Let Me Entertain You

The end is finally in sight.

Grassroots football will restart from March 29th and 10,000 will be allowed into stadiums from May 17th with the prospect of full capacities from June 21st, just in time for England’s Euro 2020 clash with Czech Republic at Wembley.

With most of us deprived of live sport for the best part of the year, we will be so glad to get back that even the prospect of the proverbial Tuesday night in Stoke seems appealing.

In celebration of our potential return to watching the game we love in the flesh, we will look at the goalkeepers who have gotten the crowd off their seats, the mavericks, the entertainers.


Bruce Grobbelaar

One of the most flamboyant goalkeepers in English football in the 80’s and 90’s was not as reckless as his unpredictable personality may suggest, a stalwart in Liverpool’s most successful ever side.

Grobbelaar hailed from an unusual background for that of a footballer in England of his time, he was born in South Africa and brought up in Zimbabwe, before signing for Liverpool after being spotted during a loan deal from the American Soccer League to Crewe.

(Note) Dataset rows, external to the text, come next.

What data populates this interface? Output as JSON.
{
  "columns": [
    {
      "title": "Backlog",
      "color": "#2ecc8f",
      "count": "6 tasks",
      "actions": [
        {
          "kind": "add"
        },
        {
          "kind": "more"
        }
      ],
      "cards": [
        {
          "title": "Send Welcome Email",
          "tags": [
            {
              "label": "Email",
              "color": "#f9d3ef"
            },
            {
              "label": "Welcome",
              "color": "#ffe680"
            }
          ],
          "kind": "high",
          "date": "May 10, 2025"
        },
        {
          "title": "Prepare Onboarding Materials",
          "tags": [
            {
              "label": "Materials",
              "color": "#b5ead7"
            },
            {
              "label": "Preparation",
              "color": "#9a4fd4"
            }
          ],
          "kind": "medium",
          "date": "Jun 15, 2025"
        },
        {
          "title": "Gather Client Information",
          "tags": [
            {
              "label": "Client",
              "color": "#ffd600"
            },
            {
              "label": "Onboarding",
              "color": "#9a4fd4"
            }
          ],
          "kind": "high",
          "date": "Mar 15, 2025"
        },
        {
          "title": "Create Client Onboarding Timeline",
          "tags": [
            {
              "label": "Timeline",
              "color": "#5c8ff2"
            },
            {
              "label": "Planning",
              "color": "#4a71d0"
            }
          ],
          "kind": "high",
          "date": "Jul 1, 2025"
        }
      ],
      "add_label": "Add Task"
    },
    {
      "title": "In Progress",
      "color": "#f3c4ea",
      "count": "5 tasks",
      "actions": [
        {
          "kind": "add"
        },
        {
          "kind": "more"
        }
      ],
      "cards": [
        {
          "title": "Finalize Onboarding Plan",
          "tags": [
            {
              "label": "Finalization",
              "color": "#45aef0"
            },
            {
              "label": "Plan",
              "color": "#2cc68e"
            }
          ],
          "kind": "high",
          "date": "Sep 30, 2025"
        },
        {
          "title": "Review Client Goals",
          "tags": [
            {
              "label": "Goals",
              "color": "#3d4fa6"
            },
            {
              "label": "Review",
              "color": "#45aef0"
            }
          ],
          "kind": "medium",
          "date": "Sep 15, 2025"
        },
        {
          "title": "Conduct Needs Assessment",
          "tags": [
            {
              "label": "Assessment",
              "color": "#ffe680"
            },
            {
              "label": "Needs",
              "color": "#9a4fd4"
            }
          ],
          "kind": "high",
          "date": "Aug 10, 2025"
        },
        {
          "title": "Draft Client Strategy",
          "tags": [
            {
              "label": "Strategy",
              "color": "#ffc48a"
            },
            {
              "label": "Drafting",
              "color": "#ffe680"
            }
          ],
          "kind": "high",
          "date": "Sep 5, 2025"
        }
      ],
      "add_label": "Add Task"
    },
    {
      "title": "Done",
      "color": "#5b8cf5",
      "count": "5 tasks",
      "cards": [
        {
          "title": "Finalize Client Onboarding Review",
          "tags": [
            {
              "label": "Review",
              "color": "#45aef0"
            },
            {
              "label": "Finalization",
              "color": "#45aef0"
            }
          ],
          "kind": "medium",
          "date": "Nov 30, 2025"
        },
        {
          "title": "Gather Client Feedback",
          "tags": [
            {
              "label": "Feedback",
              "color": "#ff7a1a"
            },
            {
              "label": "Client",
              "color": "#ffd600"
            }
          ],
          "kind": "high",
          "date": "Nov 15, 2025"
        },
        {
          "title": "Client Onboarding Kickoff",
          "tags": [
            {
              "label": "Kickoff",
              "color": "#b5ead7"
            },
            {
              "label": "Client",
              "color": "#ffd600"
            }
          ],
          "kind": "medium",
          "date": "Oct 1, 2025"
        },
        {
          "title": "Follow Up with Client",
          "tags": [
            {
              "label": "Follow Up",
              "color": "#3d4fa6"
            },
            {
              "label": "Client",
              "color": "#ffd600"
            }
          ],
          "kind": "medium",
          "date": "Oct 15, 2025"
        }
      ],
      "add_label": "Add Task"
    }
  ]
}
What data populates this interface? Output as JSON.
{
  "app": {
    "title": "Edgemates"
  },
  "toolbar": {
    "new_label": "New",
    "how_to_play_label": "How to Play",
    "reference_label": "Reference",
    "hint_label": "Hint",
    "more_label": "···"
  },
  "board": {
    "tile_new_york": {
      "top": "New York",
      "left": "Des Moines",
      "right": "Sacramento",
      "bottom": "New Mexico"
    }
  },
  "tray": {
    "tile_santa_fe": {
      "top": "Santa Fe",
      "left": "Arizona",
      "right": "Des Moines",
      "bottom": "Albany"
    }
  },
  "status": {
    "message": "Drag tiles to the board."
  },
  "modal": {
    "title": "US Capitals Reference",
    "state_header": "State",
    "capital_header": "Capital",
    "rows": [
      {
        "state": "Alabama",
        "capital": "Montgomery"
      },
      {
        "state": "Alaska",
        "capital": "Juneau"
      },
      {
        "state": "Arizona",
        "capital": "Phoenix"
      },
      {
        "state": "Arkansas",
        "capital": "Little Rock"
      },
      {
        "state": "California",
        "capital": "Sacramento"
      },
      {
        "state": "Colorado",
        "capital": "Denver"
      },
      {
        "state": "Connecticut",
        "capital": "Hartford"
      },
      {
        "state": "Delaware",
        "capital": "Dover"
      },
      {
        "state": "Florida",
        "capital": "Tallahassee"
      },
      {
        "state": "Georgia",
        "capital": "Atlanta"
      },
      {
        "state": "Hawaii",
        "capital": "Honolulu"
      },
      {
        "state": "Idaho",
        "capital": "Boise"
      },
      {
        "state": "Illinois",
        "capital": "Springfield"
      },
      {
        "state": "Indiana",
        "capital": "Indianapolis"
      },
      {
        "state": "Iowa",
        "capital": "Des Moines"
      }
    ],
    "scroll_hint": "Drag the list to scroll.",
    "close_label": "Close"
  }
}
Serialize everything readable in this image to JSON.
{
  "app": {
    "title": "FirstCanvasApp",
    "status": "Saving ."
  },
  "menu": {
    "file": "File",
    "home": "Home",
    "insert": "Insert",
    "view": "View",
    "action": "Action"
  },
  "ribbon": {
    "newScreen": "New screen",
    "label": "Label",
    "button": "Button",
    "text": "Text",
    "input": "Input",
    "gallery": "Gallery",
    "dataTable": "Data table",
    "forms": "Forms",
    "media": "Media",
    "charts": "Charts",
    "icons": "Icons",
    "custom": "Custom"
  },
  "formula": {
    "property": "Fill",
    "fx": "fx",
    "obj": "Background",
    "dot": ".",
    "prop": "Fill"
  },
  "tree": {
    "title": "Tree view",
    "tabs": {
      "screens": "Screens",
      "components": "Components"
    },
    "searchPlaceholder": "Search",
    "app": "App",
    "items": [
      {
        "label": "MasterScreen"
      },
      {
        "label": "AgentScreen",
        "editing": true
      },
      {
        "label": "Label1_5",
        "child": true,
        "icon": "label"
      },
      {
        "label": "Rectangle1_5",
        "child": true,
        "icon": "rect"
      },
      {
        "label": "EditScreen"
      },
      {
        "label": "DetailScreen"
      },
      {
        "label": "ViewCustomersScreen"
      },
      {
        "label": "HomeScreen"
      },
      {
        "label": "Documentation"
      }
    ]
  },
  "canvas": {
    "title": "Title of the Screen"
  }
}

Starting his adulthood in the Rhodesian army during the civil war, Grobbelaar was never going to have a conventional career, but it was a career that amassed countless honours.

Grobbelaar was privy to ostentatious moments on the pitch, namely his scrap with Steve McManaman in a Merseyside derby, his wobbly knees antics on the goal-line in a European Cup final penalty shootout and jokingly putting out his cap for money in the midst of his match-fixing accusations.

The former Liverpool and Southampton man was everything that’s good about a goalkeeper, a great performer in more than one sense of the word.


Rogerio Ceni

Unfortunately, those outside of Europe didn’t see much of Rogerio Ceni but you cannot deny him an inclusion in this list, with a goalscoring record that many strikers would be proud of.

Ceni spent his entire career with Sao Paulo in his native Brazil before retiring in 2015, earning sixteen caps for national team and becoming the club’s all-time leading appearance maker in the process.

He was such a formidable penalty and freekick taker, that Ceni scored double figures in the 2005/06 season and became one of the famous footballers outside of European leagues.

We would love to see a goalkeeper on set pieces in attacking areas on our shores, if so Ceni would surely provide the inspiration and perhaps already has given his compatriot Ederson’s well-publicised desires to take on penalty duties at Manchester City.


Jens Lehmann

Jens Lehmann was a fantastic goalkeeper by all accounts and enjoyed a very distinguished career, but part of the fun of watching him play was his tendency to fly off the handle.

Attacking players knew that they could wind the German up with the slightest annoyance, but he also had a habit of impulsivity such as grabbing Robbie Keane’s head to concede a penalty in the North London derby and his sending off in the 2006 Champions League final.

Lehmann was typically argumentative, none more so than with his international teammate Oliver Kahn and the two were engulfed in a long-standing feud.

The early 2000’s was a great time for maverick goalkeepers with Fabien Barthez and Oliver Kahn himself in the picture, the likes of which there seems to be a lack of in the modern game.